September 10 is World Suicide Prevention Day. Use this toolkit to help reduce mental health stigma, promote wellness and acknowledge the mental health needs for family and friends. Inform your people about support available through the Crisis Text Line, and use the E.D.G.E. technique to help people support one another throughout the year.
The New Question Haunting Adoption At a glance, America’s shortage of adoptable babies may seem like a problem. But is adoption meant to provide babies for families, or families for babies?
Please purchase books from independent bookstores.
The Color of Love: A Story of a Mixed-Race Jewish Girl by Marra B. Gad
Black Men and Depression: Saving our Lives, Healing our Families and Friends by John Head
Bearing the Unbearable.
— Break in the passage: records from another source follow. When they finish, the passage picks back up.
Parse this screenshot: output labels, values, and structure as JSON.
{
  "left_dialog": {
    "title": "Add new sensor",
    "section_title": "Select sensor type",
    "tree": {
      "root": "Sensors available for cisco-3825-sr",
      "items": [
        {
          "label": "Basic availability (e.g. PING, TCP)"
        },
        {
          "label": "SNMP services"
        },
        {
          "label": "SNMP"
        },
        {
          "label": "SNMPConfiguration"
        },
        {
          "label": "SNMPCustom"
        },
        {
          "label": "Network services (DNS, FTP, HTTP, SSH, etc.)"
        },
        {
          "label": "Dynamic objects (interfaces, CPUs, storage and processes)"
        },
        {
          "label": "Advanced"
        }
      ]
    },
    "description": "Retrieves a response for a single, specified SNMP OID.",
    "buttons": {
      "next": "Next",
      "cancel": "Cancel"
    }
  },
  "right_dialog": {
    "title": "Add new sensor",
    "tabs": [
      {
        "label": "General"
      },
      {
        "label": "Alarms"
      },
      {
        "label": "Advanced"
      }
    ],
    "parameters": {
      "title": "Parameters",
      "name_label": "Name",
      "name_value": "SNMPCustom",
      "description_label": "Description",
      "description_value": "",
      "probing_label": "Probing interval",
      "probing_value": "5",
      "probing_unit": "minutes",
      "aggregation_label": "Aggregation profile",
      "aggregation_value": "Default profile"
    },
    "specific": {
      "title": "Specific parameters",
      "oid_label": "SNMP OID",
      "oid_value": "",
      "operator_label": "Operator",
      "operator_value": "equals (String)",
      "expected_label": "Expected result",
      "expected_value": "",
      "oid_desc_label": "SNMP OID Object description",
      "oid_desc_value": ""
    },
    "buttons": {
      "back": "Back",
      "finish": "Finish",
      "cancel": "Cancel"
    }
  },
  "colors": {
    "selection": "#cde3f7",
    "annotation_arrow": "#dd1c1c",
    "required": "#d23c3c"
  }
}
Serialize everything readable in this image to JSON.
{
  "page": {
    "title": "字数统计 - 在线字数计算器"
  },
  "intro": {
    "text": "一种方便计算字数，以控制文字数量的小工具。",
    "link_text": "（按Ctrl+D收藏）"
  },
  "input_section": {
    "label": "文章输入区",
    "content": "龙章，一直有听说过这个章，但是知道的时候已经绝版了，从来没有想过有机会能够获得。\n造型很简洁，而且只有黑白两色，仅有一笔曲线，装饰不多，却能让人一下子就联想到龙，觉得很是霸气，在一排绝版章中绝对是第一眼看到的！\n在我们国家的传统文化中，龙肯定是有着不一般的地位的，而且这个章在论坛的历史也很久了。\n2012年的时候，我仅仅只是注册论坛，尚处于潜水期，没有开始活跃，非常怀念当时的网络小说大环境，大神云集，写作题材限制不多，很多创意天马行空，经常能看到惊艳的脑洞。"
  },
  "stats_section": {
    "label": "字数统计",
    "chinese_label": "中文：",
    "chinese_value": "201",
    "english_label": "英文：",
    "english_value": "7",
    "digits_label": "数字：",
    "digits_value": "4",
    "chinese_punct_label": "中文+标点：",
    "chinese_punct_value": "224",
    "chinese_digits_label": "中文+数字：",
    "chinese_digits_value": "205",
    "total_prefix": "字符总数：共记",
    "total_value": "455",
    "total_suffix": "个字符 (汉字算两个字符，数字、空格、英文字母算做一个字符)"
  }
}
This book is for anyone dealing with the traumatic death of a loved one.
Imitation of Life by Fannie Hurst. A bestseller in 1933, has played a vital role in ongoing conversations about race, femininity, and the American Dream which is still relevant today.
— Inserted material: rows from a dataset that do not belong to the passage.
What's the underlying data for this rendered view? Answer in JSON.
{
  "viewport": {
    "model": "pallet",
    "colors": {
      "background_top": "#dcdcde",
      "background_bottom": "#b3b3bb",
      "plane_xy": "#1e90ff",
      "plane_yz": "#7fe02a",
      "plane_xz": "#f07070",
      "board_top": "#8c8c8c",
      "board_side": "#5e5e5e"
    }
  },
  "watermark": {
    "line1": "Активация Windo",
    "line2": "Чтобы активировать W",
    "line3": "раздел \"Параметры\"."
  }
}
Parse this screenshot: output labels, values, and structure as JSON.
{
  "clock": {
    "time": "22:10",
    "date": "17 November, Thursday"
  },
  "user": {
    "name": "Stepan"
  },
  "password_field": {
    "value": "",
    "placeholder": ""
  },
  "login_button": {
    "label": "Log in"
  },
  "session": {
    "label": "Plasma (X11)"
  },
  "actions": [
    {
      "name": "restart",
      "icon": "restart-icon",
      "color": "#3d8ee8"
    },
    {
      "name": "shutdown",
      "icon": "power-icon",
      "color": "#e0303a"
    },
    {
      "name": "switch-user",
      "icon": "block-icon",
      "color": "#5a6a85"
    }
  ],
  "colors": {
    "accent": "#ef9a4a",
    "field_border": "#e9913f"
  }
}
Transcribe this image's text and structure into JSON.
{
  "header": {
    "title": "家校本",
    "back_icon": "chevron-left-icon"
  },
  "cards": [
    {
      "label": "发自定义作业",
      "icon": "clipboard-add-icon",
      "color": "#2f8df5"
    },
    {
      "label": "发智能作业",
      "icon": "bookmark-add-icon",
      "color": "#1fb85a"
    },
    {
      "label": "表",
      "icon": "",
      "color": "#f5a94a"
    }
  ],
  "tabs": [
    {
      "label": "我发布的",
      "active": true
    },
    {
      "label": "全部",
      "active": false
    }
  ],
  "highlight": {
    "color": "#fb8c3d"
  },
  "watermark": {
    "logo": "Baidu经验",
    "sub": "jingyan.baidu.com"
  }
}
Black, White, Other: Biracial American Talk About Race and Identity by Lise Fundburg
>>FILMS AND MEDIA<<
Little White Lie A personal documentary about the power of telling the truth.
The Rachel Divide Rachel Dolezal, her family and her critics reckon with the aftermath of a national debate sparked by questions about her racial identity.
Imitation of Life (Trailer) Living a lie is a poor substitute for living the truth – sometimes it takes the harsh realities of life to help us discover who we truly are. Two widows and their troubled daughters struggle to find true happiness amidst racial prejudice. Lora, a single white mother whose Hollywood starlet ambitions come at the expense of any meaningful relationship with her daughter, Susie. Lora’s black housekeeper, Annie, has troubles of her own as she faces the rejection of her own fair-skinned daughter, Sarah Jane, who abandons her heritage for a chance to be accepted as white. As years of selfishness and denial pass, tragedy strikes and forces the women to come to terms with their own identities.
How to stop binge eating. Binge eating can be an uncomfortable feeling and sometimes feels out of our control. Explore some tips to better understand and overcome this pattern of behavior.
Note: Obviously these phrases are very racist, but the history is interesting.
Badunkadunk: Large butt
Badinkadink: Small butt
Coon: noun, a black person. This form is believed to have shown up in English in the 1800s, although a lead character in the colonial comic opera “The Disappointment” from the 1740s is a black man named Raccoon. It’s believed that the origin of the slur could be from the Portuguese barracoos, “building constructed to hold slaves for sale.” (1837)
This racial slur was also popularized by George Washington Dixon, an actor and newspaper editor who was widely known for his blackface performances during Andrew Jackson’s administration and through the early- to mid-1800s. His most popular blackface performances included the songs “Zip Coon” (which you can listen to here or find the lyrics here) and “Coal Black Rose” (listen here), both sung by other performers.
High Yellow: denoting a black person with a very light complexion.
Oreo Cookie: noun, plural O·re·os. Slang: Disparaging and Offensive. a Black person who is regarded as having adopted the attitudes, values, and behavior thought to be characteristic of middle-class white society, often at the expense of his or her own heritage.
Redbone is a term historically used in much of the southern United States to denote a multiracial individual or culture.
Vanilla wafer: noun, Slang: Disparaging and Offensive. a white person who has demonstrated an understanding of the African-American experience and who can be trusted by people of color. A genuinely non-racist person of white-European descent. He’s ok; he’s a vanilla wafer: golden brown and too sweet to be a cracker. She’s got my back; she ain’t really white, she’s a vanilla wafer.